Pull every line containing "participants" from the listing below.

════════════════

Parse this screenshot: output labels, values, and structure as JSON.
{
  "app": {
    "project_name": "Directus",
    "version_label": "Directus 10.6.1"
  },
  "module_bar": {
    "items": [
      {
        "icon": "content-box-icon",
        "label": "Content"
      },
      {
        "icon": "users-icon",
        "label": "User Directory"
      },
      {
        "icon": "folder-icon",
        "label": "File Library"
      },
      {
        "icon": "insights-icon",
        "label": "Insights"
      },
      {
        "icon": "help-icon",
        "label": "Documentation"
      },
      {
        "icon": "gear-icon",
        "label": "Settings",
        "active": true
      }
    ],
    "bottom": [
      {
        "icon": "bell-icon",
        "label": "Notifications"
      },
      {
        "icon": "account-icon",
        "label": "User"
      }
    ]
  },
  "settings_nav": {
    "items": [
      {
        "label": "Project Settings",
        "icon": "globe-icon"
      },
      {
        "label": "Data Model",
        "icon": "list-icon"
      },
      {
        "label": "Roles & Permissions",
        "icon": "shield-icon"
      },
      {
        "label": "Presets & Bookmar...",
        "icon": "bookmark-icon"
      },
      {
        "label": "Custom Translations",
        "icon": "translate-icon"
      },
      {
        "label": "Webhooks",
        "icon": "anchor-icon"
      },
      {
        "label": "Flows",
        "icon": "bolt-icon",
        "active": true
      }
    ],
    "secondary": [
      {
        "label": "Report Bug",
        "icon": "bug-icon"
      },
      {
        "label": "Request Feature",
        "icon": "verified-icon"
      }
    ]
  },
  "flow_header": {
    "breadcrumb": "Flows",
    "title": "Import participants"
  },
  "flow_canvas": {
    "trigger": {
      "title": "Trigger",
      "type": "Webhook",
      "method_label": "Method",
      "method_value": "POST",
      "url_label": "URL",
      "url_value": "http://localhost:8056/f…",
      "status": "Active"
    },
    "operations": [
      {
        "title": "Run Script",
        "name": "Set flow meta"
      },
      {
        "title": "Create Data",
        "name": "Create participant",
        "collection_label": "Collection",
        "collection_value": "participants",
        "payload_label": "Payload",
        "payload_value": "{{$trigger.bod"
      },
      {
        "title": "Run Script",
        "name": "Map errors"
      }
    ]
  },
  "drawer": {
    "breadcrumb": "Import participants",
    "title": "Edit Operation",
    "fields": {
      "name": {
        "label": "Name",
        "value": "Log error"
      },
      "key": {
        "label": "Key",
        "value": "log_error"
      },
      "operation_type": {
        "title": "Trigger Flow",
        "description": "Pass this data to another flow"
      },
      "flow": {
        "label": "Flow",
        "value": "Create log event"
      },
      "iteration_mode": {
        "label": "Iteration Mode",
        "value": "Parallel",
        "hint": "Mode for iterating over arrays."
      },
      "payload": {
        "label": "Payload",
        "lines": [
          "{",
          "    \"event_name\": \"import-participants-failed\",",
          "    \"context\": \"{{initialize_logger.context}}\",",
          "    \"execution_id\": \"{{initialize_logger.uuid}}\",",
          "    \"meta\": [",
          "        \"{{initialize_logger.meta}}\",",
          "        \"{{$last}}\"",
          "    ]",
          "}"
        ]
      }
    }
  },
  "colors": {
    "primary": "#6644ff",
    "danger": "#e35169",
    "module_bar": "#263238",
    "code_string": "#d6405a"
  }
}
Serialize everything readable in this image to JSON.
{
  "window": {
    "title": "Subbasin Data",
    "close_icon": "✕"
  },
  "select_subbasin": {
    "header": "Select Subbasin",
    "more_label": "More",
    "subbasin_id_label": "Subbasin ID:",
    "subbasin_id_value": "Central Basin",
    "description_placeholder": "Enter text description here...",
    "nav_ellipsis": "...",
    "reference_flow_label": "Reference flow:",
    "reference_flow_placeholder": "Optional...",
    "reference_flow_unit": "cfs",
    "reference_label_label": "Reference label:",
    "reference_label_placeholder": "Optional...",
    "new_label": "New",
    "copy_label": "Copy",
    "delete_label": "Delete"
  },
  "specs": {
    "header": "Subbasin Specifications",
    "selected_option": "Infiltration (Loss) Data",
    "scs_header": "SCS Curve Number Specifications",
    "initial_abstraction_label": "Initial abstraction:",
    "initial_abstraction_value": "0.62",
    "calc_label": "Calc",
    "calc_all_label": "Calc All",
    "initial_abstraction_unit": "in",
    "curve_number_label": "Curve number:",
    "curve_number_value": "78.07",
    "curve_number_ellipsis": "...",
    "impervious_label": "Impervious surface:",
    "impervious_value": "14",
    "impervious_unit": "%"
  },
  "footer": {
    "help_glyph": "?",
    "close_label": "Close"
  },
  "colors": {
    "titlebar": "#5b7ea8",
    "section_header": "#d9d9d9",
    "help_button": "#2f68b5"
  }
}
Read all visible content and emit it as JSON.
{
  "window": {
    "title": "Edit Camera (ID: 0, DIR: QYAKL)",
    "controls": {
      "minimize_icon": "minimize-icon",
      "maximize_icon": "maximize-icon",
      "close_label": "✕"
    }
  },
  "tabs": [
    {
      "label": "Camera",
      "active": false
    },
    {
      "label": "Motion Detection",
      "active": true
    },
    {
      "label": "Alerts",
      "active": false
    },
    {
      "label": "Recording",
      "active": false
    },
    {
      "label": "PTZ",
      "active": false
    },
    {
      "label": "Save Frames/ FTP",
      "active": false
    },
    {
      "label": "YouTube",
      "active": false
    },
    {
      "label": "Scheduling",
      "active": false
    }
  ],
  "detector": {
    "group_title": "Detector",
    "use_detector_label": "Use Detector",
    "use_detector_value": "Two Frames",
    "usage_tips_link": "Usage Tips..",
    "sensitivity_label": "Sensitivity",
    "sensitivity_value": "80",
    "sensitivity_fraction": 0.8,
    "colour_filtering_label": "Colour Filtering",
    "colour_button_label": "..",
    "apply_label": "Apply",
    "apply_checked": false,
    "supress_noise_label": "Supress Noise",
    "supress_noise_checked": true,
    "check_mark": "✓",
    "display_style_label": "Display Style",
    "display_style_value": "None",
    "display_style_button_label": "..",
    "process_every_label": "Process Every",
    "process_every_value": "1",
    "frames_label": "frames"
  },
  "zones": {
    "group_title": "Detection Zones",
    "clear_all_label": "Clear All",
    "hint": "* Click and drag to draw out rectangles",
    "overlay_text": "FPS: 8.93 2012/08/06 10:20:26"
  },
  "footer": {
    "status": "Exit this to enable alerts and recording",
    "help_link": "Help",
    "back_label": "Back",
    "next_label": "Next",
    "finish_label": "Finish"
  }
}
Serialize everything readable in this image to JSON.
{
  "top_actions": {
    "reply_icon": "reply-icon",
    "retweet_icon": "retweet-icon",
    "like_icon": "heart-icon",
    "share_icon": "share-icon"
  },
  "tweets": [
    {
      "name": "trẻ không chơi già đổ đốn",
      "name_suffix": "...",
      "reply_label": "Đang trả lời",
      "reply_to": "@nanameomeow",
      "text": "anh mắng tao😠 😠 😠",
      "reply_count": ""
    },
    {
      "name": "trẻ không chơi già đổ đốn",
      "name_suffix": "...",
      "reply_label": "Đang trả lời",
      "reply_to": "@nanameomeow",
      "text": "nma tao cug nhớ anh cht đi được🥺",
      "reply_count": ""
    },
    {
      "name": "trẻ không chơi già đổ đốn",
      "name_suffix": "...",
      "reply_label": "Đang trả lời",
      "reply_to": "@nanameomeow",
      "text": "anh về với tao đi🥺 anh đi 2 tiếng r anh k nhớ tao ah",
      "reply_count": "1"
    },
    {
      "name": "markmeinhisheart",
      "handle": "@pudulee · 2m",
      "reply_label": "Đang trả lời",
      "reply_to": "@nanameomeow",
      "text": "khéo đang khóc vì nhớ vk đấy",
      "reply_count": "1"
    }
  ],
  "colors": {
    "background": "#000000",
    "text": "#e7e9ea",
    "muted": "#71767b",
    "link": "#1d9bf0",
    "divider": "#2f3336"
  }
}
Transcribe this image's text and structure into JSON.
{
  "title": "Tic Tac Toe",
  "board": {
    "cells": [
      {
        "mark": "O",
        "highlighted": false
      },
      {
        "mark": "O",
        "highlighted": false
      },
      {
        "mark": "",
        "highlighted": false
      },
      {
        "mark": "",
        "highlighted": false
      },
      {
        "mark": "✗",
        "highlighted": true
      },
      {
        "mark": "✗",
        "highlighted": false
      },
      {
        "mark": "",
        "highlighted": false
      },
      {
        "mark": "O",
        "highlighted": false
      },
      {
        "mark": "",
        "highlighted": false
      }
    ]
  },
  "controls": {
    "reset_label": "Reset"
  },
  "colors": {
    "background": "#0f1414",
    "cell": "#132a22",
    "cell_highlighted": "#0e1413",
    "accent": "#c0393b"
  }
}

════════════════

RESULT OF THIS EXERCISE.
    "title": "Import participants"
        "collection_value": "participants",
    "breadcrumb": "Import participants",
          "    \"event_name\": \"import-participants-failed\",",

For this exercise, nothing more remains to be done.